Anyhow, the host of the interview (Cenk Uygur of The Young Turks) asks a poignant question about why someone would choose to use symbols and metaphors that are both untrue and violent in nature.
Reza’s answer was less than satisfying. Instead of answering the question directly, he asks Cenk why he chooses to use English. He goes on to point out that language is just a way of passing on a message using symbols like religion. Religion (he says) is the language religious people use to pass on their messages of faith etc. He then gives an example of a Christian saying to another Christian that they’ve been ‘washed in the blood of the lamb’. The Christian would know what the other person was saying because they’re using Christian symbols and metaphors, while a practitioner of Judaism wouldn’t know what they were talking about.
Alright, so there is the groundwork to their discussion . Now I’m going to tell you why I think Reza’s comparison to language is a side-step of the issue.
English can be used to construct a metaphor, but it isn’t one by itself. Any language can be used to construct a metaphor, but it isn’t one by itself. I am using English to construct this blog post, but those words – each by itself – does not constitute a blog post.
English doesn’t tell people what to believe, how to believe it or what is true about the nature of reality and what isn’t. Religion often attempts to do that using English or language of any kind.
Cenk’s point is well made – why use those metaphors and symbols if you know they aren’t true and contain many violent passages?
Even if you are merely using your religion as a way of passing on ideas and information, why not use language that doesn’t contain mythology and violence?
And what exactly is Reza refferring to as ‘inexpressible’? If it can’t be expressed, then religion wouldn’t be able to express it either, yet he is implying that it is the only medium able to do so. So is it expressible or inexpressible?
If it’s expressible using one medium or set of symbols, ideas and metaphors, then surely the same ideas can be expressed using language that doesn’t contain falsities and violence. In fact, aren’t there lots of religions, all with their own set of symbols and metaphors, that all try to express the inexpressible?
When something contains ideas, metaphors and claims that can be shown to be factually untrue, and that contain violence, I have no problem calling it what I believe it to be – a bad idea that needs to be challenged.
That goes for any religion, idea, political opinion etc that I might come across.
And furthermore, if these religious messages are merely metaphor, why do so many religious people consistently believe them to be literally true? Why do these beliefs constantly show up when people want to craft public policy?
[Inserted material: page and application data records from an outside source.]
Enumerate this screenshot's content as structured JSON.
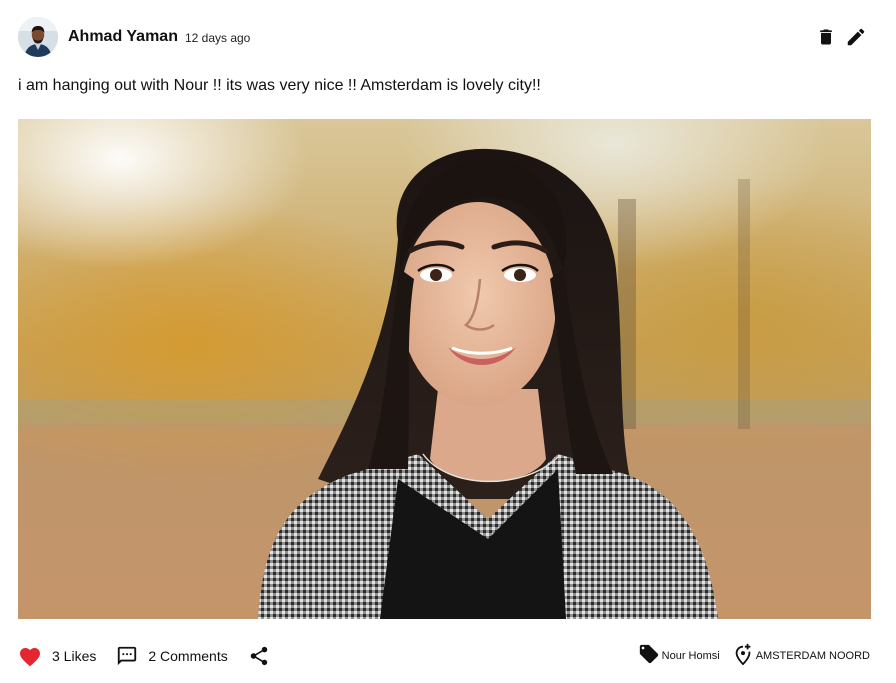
{
  "post": {
    "author_name": "Ahmad Yaman",
    "timestamp": "12 days ago",
    "text": "i am hanging out with Nour !! its was very nice !! Amsterdam is lovely city!!",
    "avatar_icon": "user-avatar",
    "photo_icon": "portrait-photo"
  },
  "header_actions": {
    "delete_icon": "trash-icon",
    "edit_icon": "pencil-icon"
  },
  "footer": {
    "likes_label": "3 Likes",
    "comments_label": "2 Comments",
    "share_icon": "share-icon",
    "tagged_person": "Nour Homsi",
    "location": "AMSTERDAM NOORD"
  },
  "colors": {
    "like_red": "#e3262f",
    "text_dark": "#111111",
    "background": "#ffffff"
  }
}
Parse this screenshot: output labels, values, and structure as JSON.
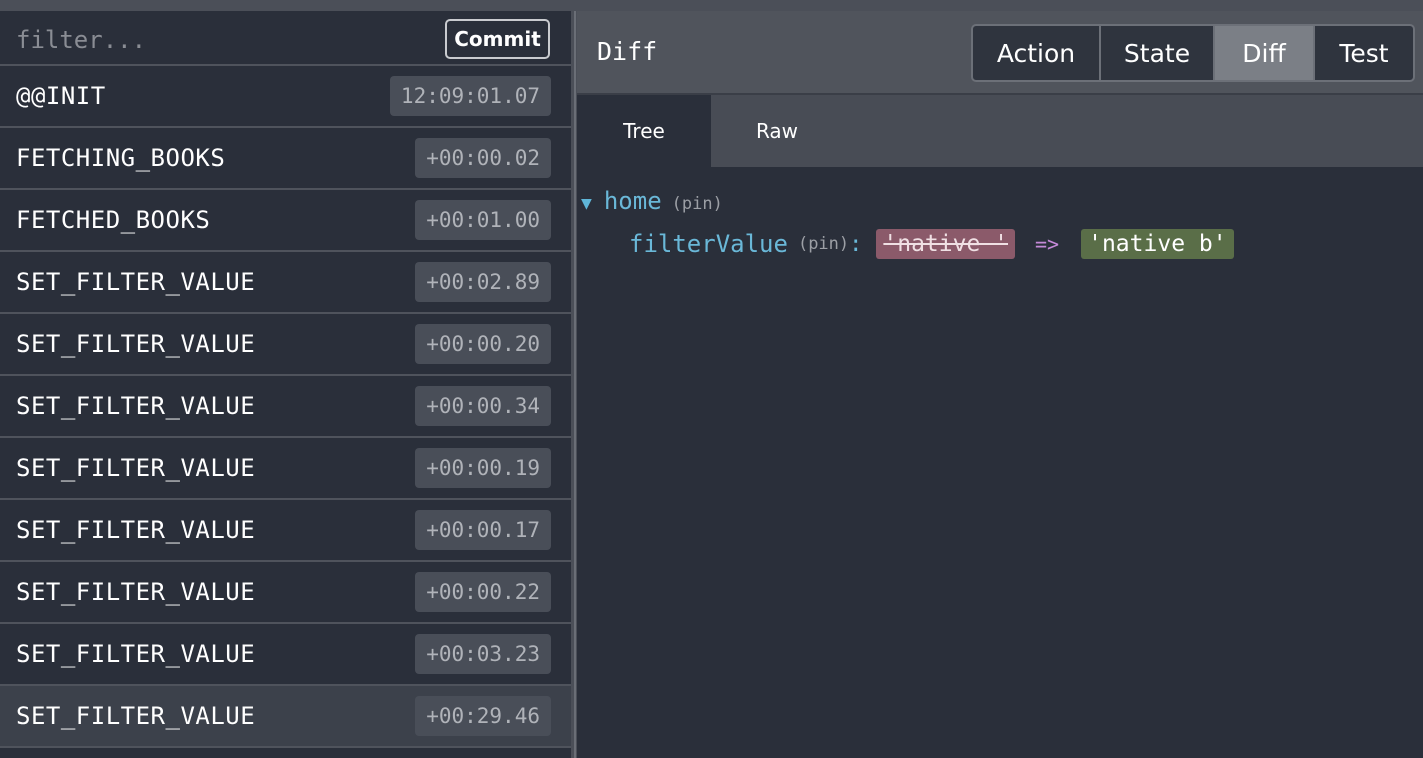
{
  "filter": {
    "placeholder": "filter...",
    "commit_label": "Commit"
  },
  "actions": [
    {
      "name": "@@INIT",
      "time": "12:09:01.07"
    },
    {
      "name": "FETCHING_BOOKS",
      "time": "+00:00.02"
    },
    {
      "name": "FETCHED_BOOKS",
      "time": "+00:01.00"
    },
    {
      "name": "SET_FILTER_VALUE",
      "time": "+00:02.89"
    },
    {
      "name": "SET_FILTER_VALUE",
      "time": "+00:00.20"
    },
    {
      "name": "SET_FILTER_VALUE",
      "time": "+00:00.34"
    },
    {
      "name": "SET_FILTER_VALUE",
      "time": "+00:00.19"
    },
    {
      "name": "SET_FILTER_VALUE",
      "time": "+00:00.17"
    },
    {
      "name": "SET_FILTER_VALUE",
      "time": "+00:00.22"
    },
    {
      "name": "SET_FILTER_VALUE",
      "time": "+00:03.23"
    },
    {
      "name": "SET_FILTER_VALUE",
      "time": "+00:29.46"
    }
  ],
  "selected_action_index": 10,
  "header": {
    "title": "Diff"
  },
  "monitor_tabs": [
    {
      "label": "Action"
    },
    {
      "label": "State"
    },
    {
      "label": "Diff"
    },
    {
      "label": "Test"
    }
  ],
  "active_monitor_tab": "Diff",
  "subtabs": [
    {
      "label": "Tree"
    },
    {
      "label": "Raw"
    }
  ],
  "active_subtab": "Tree",
  "diff": {
    "root_key": "home",
    "root_pin": "(pin)",
    "caret_icon": "triangle-down-icon",
    "child": {
      "key": "filterValue",
      "pin": "(pin)",
      "colon": ":",
      "old_value": "'native '",
      "arrow": "=>",
      "new_value": "'native b'"
    }
  },
  "colors": {
    "background": "#2a2f3a",
    "key": "#6ab8d8",
    "removed": "#8b5a6a",
    "added": "#5a6e48",
    "arrow": "#c58ad8"
  }
}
In most countries surveyed, majorities of Muslim women as well as men agree that a wife is always obliged to obey her husband. Indeed, more than nine-in-ten Muslims in Iraq (92%), Morocco (92%), Tunisia (93%), Indonesia (93%), Afghanistan (94%) and Malaysia (96%) express this view. At the same time, majorities in many countries surveyed say a woman should be able to decide for herself whether to wear a veil.
The percentage of Muslims who say they want sharia to be “the official law of the land” varies widely around the world, from fewer than one-in-ten in Azerbaijan (8%) to near unanimity in Afghanistan (99%). But solid majorities in most of the countries surveyed across the Middle East and North Africa, sub-Saharan Africa, South Asia and Southeast Asia favor the establishment of sharia, including 71% of Muslims in Nigeria, 72% in Indonesia, 74% in Egypt and 89% in the Palestinian territories.
And if you’re talking about the metaphorical symbols of Christianity:
By the year 2050, 41% of Americans believe that Jesus Christ definitely (23%) or probably (18%) will have returned to earth.
Of course there are Christians, Muslims etc that view their religion as being untrue and just a language for faith, but the question still stands – why use such violent, archaic language to express that faith, when you know it’s patently untrue?
Wouldn’t it be better to use language that is more accurate and less violent?
Tell me what you think, dear reader.